Five faculty representatives and nine graduate students from The University of Southern Mississippi recently completed a research trip to Puerto Rico that included exploration of workforce re-skilling, entrepreneurship and transportation.
The Southern Miss contingent, which was divided into three teams, met with more than 50 organizations during the 10-day trip (May 16-26) to carefully study how the island conducts economic and workforce development.
“At one of the freight companies we visited, we got the opportunity to tour a vessel container ship during our visit,” said Jackson, Miss., native Tyler Moore, who is pursuing a master’s degree in economic development. “This was one of the most exciting company visits we experienced while we were there, especially as students. The thing that I gained most was general knowledge of the ports and how port operations work in Puerto Rico.”
Puerto Rico is a self-governing, unincorporated territory of the United States, located in the Caribbean. The island’s population (3.6 million) is comparable to Mississippi (2.9 million) but its per-capita income is about one half that of Mississippi. Major industries include tourism and pharmaceuticals, the latter enhanced by substantial economic development incentives.
Dr. Chad Miller and Dr. Brian Richard led the Southern Miss logistics, trade and transportation team that investigated how the island freight infrastructure was shaped by economic development concerns. In particular, the team compared the megaport project in Gulfport, the “Port of the Future,” to the megaport project in Ponce, “Port of the Americas.” The team, which also included students Moore, Hana Prudilova and Matt McWhorter, met with importers/exporters, shipping lines, freight forwarders as well as port and government officials.
The entrepreneurship team, led by Dr. Brent Hales, compared entrepreneurship assistance in Mississippi to Puerto Rico. The group, which included students James Wilcox and John Scott, met with numerous entrepreneurs, small business assistance providers and other scholarly researchers. Their research revealed many of the same problems faced by small businesses in Mississippi – access to capital, lack of integrated government services and cultural bias against risk taking – were prevalent in Puerto Rico.

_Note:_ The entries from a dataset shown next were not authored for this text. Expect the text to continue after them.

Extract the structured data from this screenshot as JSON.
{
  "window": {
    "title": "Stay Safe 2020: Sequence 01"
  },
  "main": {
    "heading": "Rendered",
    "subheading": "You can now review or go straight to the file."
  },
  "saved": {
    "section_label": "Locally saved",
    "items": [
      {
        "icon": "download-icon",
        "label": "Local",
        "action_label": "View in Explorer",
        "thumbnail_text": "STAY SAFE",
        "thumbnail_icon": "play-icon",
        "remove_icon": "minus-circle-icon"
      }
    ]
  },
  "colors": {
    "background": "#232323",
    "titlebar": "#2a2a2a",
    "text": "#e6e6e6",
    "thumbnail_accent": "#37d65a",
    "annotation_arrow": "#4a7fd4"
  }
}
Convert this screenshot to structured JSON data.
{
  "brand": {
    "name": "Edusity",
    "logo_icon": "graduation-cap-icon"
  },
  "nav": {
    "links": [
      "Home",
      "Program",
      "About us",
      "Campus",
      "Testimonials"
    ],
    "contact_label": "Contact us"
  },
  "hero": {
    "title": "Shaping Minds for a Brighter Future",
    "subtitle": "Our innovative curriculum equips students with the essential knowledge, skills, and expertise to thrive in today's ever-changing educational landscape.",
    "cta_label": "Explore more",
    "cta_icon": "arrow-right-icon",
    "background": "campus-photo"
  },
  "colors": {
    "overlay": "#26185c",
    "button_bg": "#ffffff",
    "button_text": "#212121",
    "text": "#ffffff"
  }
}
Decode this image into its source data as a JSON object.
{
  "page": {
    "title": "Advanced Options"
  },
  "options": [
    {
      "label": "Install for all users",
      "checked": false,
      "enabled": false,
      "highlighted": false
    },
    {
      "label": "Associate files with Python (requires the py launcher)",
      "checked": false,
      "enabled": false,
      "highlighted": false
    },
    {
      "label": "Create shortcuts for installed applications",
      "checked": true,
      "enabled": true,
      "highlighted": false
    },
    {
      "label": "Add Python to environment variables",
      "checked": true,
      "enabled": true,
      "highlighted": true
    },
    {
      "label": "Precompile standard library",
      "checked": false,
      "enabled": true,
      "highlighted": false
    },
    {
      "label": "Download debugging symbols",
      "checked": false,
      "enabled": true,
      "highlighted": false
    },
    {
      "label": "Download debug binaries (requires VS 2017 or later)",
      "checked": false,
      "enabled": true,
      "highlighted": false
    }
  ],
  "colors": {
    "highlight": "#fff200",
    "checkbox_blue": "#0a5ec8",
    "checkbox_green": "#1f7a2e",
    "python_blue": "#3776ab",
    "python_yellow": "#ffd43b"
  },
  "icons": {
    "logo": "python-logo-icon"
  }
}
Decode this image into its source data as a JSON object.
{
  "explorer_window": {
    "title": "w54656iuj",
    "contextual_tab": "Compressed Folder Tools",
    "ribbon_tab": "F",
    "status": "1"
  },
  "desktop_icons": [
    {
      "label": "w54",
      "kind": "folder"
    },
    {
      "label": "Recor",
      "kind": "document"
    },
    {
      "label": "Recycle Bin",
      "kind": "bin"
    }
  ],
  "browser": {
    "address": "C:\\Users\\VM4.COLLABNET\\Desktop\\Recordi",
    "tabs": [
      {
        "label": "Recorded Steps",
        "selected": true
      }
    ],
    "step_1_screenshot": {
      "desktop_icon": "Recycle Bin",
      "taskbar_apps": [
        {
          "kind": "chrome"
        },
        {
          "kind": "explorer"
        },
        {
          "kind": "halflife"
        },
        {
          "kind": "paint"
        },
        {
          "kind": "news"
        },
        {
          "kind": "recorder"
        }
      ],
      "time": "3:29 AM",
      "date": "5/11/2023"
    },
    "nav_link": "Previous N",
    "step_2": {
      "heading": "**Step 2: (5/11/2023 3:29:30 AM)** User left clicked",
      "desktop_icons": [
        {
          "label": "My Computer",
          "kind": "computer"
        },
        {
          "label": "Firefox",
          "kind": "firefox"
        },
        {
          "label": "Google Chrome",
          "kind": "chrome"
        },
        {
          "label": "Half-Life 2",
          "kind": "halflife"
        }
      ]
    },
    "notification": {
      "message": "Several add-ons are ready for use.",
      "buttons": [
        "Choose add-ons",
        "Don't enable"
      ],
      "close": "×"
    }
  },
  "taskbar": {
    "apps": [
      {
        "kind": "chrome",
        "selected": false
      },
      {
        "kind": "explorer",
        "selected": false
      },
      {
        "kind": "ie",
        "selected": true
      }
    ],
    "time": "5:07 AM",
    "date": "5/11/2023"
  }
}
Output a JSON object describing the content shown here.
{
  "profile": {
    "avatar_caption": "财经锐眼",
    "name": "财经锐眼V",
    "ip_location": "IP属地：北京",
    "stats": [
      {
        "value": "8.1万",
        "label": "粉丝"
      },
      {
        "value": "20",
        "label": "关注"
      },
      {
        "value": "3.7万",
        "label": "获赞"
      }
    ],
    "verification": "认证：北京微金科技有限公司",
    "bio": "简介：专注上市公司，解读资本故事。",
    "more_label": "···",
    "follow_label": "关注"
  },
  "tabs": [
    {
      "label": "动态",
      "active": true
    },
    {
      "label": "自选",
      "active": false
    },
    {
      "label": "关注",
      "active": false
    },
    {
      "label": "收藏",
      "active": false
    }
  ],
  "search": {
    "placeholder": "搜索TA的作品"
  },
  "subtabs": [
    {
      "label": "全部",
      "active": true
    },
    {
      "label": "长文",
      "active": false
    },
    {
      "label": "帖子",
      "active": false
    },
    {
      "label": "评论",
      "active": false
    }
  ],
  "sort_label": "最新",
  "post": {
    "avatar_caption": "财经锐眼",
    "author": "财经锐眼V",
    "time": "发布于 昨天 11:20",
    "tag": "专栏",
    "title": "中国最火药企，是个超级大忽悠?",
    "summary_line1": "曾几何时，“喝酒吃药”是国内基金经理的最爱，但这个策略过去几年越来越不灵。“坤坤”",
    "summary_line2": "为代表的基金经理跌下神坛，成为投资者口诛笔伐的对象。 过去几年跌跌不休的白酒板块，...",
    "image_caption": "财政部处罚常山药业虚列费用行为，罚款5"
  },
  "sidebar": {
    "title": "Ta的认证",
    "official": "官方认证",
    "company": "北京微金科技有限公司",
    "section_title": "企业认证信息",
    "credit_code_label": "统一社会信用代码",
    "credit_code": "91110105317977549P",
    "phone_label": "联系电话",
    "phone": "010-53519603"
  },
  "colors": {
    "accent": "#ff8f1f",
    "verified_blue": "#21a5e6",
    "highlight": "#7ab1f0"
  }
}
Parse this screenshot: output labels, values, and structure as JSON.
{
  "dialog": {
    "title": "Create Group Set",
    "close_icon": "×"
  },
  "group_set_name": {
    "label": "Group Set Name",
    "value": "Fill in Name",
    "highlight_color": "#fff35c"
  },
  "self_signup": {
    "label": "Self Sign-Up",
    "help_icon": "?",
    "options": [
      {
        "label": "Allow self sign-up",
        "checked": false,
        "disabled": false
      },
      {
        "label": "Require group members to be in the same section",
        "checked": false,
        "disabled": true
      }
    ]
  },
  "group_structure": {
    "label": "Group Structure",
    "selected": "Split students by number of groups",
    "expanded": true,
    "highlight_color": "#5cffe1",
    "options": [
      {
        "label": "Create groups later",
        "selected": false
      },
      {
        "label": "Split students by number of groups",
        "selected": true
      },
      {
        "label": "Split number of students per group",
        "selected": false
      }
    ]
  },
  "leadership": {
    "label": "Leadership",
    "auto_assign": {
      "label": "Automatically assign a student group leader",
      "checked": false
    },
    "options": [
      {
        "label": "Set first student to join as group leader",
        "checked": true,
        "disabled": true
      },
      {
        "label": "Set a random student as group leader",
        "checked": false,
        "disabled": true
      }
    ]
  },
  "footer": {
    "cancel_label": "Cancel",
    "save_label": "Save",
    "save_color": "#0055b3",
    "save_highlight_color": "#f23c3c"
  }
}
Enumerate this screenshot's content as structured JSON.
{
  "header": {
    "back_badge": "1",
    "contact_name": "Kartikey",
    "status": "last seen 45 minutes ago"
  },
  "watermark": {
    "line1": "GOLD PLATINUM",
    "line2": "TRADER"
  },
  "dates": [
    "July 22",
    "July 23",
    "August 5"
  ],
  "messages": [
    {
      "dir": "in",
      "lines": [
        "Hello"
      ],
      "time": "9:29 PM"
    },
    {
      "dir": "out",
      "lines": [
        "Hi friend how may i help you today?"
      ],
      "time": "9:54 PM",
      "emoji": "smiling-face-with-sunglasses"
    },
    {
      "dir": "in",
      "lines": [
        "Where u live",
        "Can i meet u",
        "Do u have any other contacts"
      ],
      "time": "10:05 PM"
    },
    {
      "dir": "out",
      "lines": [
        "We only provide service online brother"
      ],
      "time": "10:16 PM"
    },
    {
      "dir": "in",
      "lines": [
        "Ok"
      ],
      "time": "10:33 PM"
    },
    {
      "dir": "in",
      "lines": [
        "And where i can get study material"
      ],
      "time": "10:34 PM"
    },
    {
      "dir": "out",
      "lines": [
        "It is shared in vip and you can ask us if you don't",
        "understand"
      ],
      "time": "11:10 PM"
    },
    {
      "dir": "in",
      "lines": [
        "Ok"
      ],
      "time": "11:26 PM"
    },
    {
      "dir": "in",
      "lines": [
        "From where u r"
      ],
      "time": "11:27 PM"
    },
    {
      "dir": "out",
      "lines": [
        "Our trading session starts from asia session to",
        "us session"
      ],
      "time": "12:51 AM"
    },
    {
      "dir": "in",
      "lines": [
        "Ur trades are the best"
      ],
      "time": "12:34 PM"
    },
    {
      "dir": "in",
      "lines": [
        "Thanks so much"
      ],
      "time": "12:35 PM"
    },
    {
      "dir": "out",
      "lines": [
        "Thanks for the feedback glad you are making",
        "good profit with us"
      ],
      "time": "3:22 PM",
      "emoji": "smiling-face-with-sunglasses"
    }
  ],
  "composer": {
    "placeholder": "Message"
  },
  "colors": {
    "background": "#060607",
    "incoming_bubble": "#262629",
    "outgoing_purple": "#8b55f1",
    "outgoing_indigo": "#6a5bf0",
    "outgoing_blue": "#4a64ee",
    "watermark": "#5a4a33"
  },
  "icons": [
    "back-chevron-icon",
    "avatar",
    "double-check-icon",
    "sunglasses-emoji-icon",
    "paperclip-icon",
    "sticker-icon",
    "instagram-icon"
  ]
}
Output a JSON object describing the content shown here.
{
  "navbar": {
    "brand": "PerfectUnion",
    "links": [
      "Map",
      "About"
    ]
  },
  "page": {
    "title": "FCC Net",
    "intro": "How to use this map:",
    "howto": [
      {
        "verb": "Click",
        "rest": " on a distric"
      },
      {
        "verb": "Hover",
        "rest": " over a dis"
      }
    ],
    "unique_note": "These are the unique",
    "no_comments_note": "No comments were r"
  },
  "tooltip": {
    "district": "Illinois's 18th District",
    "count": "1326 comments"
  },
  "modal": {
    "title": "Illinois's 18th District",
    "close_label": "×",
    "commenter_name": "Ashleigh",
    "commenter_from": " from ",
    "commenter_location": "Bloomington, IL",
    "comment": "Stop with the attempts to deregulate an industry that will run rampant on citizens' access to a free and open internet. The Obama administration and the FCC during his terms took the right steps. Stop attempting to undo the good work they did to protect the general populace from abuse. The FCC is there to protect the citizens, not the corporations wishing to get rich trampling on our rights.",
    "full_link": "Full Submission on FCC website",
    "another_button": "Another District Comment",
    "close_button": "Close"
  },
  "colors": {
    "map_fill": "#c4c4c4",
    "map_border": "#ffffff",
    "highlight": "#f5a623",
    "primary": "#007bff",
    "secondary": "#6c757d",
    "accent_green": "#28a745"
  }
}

The Southern Miss Human Capital Development doctoral program, under the leadership of Dr. Cyndi Gaudet and Dr. Heather Annulis, also organized a team to examine how Puerto Rico is retraining its workforce to meet the demand for global competition. The team, which also included students Dionne Davis, Mamie Griffin, Cheryl Kirby and Ty McClearley, met with official representing the governor’s office and key agencies, trade and industry associations, workforce development organizations and private business and industry leaders. The team discovered that a highly skilled workforce exists in Puerto Rico and that layoffs in the pharmaceutical industry present many opportunity for re-skilling.
Miller said the trip enabled graduate students to get a first-hand look and become directly connected to many of the areas covered during their degree pursuit.
“This was a great opportunity for students to apply what we learned in the classroom,” said Miller. “For example, port and shipping people tend to use a lot of technical terms such as TEU, which stands for 20-foot equivalent unit, and drayage and our students were familiar with these terms from their coursework.”